We headed north through Lambert, where there is a strip of black juke joints along 8th Street with names like the King Curtis Lounge and the Low End Lounge II. Near Como was the grave of Mississippi Fred McDowell and his wife, Ester Mae. On the back of the new headstone is the inscription, "You may be high, you may be low, you may be rich, child, you may be poor, but when the Lord gets ready, you got to move." Amen.
The Blues Avenue is located on the second floor of Farley Hall on the campus of Ole Miss in Oxford. The space is filled with books, posters, records and videos. B. B. King donated his vast record collection to their archives.
On Highway 4, west of Holly Springs, is Junior Kimbrough's juke joint. If you saw it driving by, you would just keep on going, for it looks like a shack with a rusty tin roof. We stopped and talked with Kenny Malone, Junior's son, who was sweeping out the place for that night's live music. He now runs the place and plays drums with the house band, The Soul Blues Boys. Kenny said the building is about two years old and was originally a roadside country store. Then it was a residence and finally became a juke joint for Kimbrough's regular Sunday parties. We had planned to drive up to Memphis and "do" Beale Street that night, but we chose the path less traveled and returned to Junior's Place at about 9:30. Cars filled the dirt lot and spilled out onto the road, with people hanging out, enjoying themselves. Upon walking through the pair of swinging doors, we found ourselves in a colorful room, with photographs, posters and curious scenes painted on the walls. Intimate alcoves with couches and chairs were on each side, while the band played in one alcove near the front. The regular crowd started to drift in and a quarter ante pool games was underway. The music stared around 10:30, with Kenny on drums and Gary Burnside on bass. The music was mostly rhythm and blues, until a young white guitarist/singer named Mike showed up and got the band on track, playing Junior's style of moaning, droning blues.

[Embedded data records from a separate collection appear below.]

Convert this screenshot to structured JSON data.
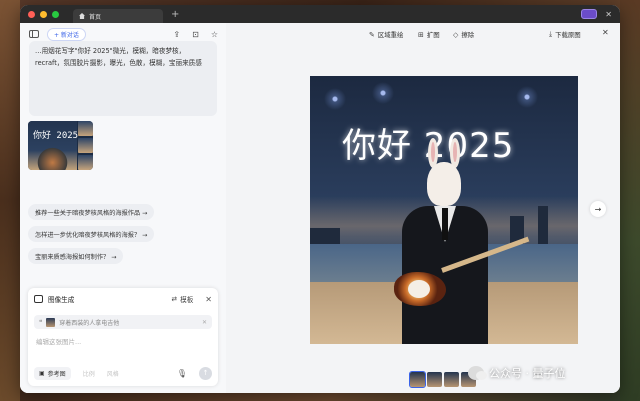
{
  "window": {
    "tab_title": "首页",
    "new_tab_glyph": "+",
    "close_glyph": "✕"
  },
  "left_panel": {
    "new_chat_label": "+ 新对话",
    "chat_message": "…用烟花写字\"你好 2025\"微光，模糊，暗夜梦核，recraft，氛围胶片摄影，曝光，色散，模糊，宝丽来质感",
    "thumb_text": "你好 2025",
    "suggestions": [
      "推荐一些关于暗夜梦核风格的海报作品 →",
      "怎样进一步优化暗夜梦核风格的海报？ →",
      "宝丽来质感海报如何制作？ →"
    ]
  },
  "image_panel": {
    "title": "图像生成",
    "template_label": "模板",
    "ref_chip_text": "穿着西装的人拿电吉他",
    "input_placeholder": "编辑这张图片...",
    "ref_button": "参考图",
    "ratio_button": "比例",
    "style_button": "风格"
  },
  "viewer": {
    "tools": {
      "area_redraw": "区域重绘",
      "expand": "扩图",
      "erase": "擦除",
      "download": "下载原图"
    },
    "image_text": "你好 2025",
    "thumbnail_count": 4
  },
  "watermark": {
    "text": "公众号 · 量子位"
  },
  "colors": {
    "accent": "#3a63e8",
    "titlebar": "#2b2b2b"
  }
}
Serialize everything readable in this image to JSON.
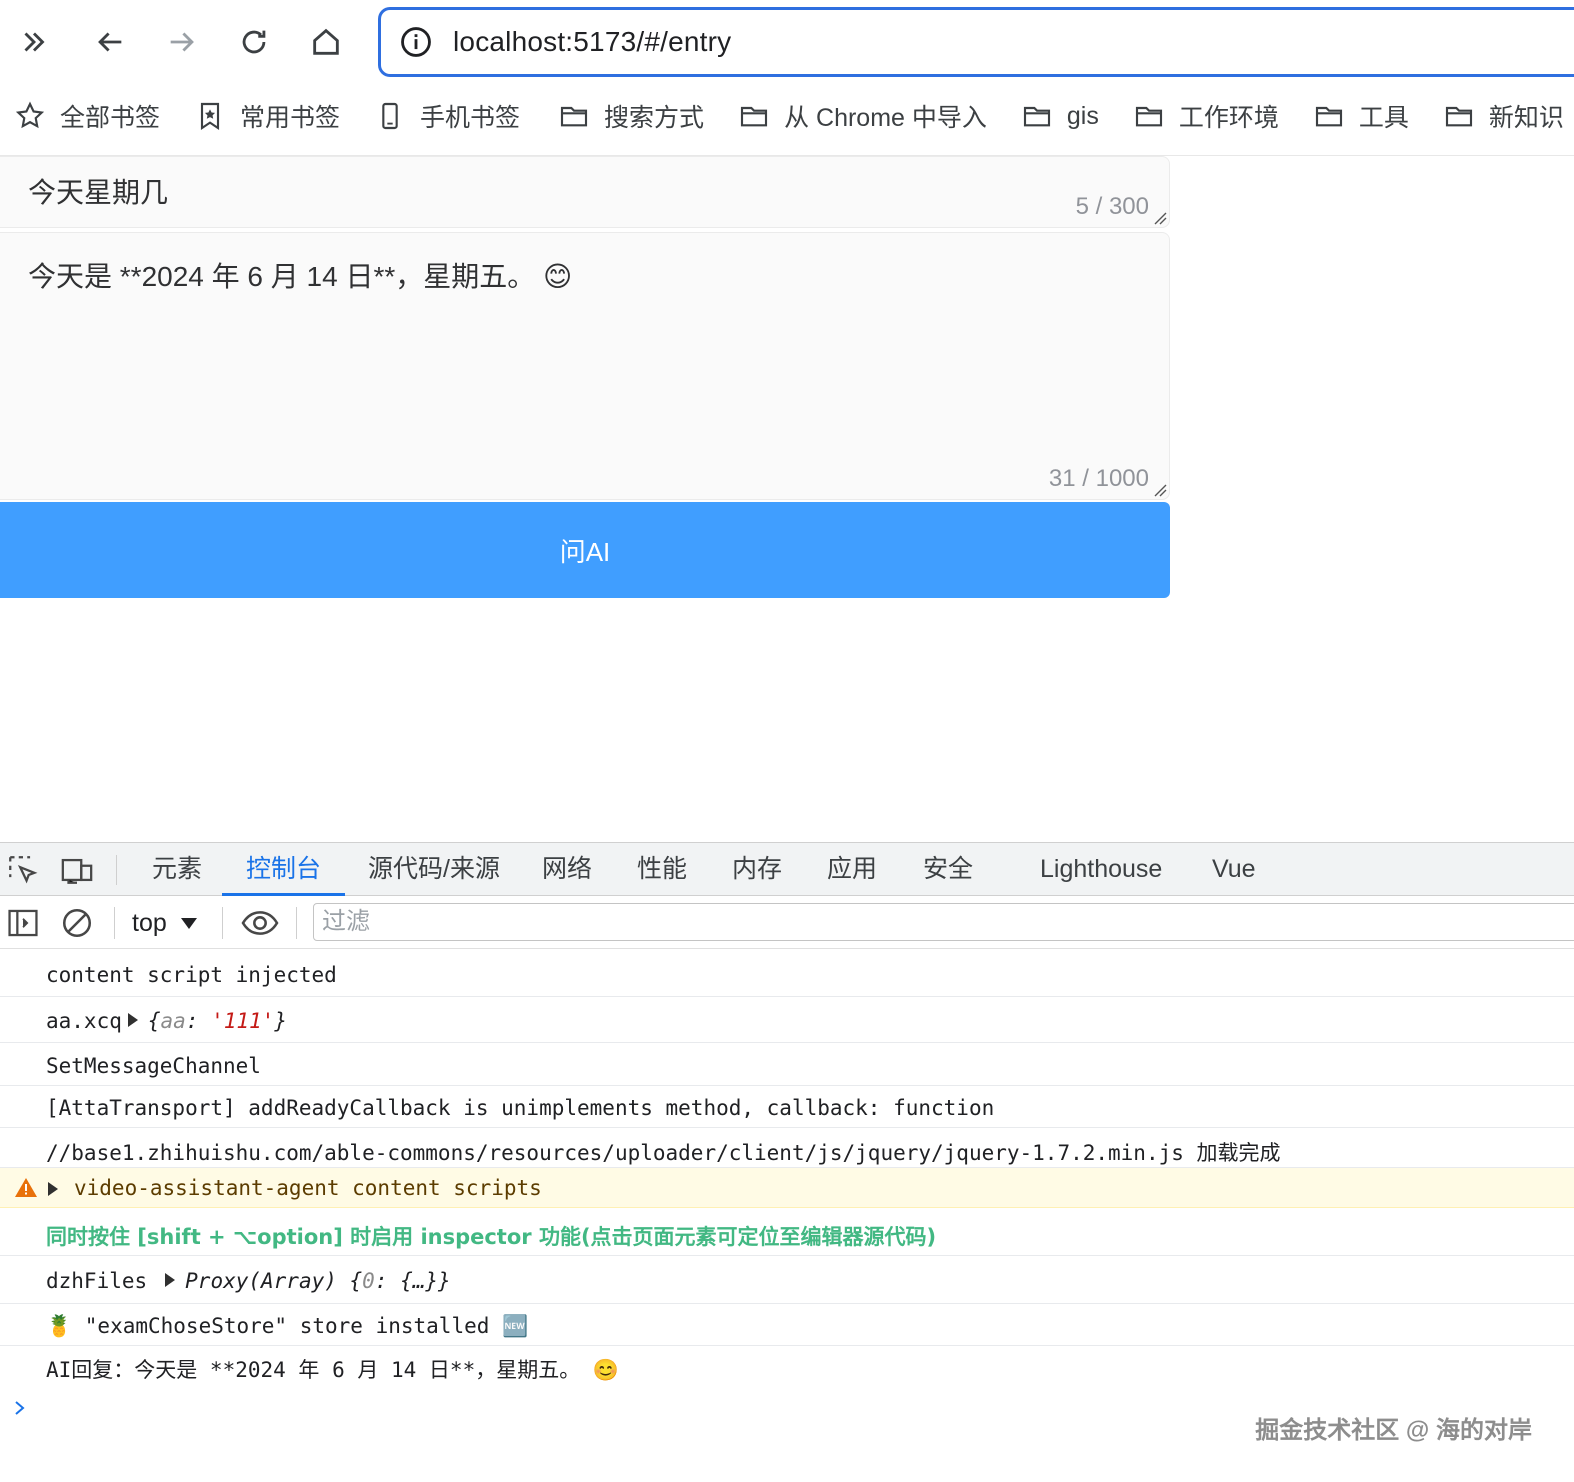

Everyone needs to experience a Sunday night at Juniors', as it reminded me of the Pleasure Inn during the Eighties, only more primitive and countrified.